Items from an interface collection:
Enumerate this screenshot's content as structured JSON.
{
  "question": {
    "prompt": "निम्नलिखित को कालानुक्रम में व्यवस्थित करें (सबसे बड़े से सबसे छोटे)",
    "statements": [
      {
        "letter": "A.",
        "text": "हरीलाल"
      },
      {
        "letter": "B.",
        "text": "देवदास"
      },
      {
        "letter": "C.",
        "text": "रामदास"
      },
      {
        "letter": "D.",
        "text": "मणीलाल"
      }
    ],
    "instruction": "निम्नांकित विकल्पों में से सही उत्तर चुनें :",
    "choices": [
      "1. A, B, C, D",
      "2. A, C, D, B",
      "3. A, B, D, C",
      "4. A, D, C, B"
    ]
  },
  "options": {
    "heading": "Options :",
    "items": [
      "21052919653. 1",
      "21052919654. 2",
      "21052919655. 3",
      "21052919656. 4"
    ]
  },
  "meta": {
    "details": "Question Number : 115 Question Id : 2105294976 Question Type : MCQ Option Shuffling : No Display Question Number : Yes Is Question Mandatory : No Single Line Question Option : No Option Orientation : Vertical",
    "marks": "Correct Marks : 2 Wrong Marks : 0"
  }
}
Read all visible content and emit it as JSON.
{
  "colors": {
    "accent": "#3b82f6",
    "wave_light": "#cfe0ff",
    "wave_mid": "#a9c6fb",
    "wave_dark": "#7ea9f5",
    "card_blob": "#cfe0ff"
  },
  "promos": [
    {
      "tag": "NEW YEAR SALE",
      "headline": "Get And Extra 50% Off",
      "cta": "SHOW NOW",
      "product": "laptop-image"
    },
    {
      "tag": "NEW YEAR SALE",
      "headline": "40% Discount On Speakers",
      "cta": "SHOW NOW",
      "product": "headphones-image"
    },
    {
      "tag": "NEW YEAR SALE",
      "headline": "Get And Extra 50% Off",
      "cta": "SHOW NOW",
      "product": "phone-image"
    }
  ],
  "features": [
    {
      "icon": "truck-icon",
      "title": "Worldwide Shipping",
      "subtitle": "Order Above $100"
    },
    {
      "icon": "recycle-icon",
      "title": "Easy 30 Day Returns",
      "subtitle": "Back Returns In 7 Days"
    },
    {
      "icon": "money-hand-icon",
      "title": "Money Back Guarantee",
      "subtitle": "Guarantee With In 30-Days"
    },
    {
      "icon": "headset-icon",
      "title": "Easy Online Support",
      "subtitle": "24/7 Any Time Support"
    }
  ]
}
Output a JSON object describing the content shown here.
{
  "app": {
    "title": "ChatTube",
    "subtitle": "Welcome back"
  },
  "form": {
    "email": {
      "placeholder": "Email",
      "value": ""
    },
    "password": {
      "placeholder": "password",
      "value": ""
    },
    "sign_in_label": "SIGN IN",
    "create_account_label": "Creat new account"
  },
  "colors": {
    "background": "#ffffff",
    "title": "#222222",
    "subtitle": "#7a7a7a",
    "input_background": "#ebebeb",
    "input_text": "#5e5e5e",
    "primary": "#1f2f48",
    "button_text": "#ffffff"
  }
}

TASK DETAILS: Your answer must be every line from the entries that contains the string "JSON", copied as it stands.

TASK OUTPUT:
Enumerate this screenshot's content as structured JSON.
Read all visible content and emit it as JSON.
Output a JSON object describing the content shown here.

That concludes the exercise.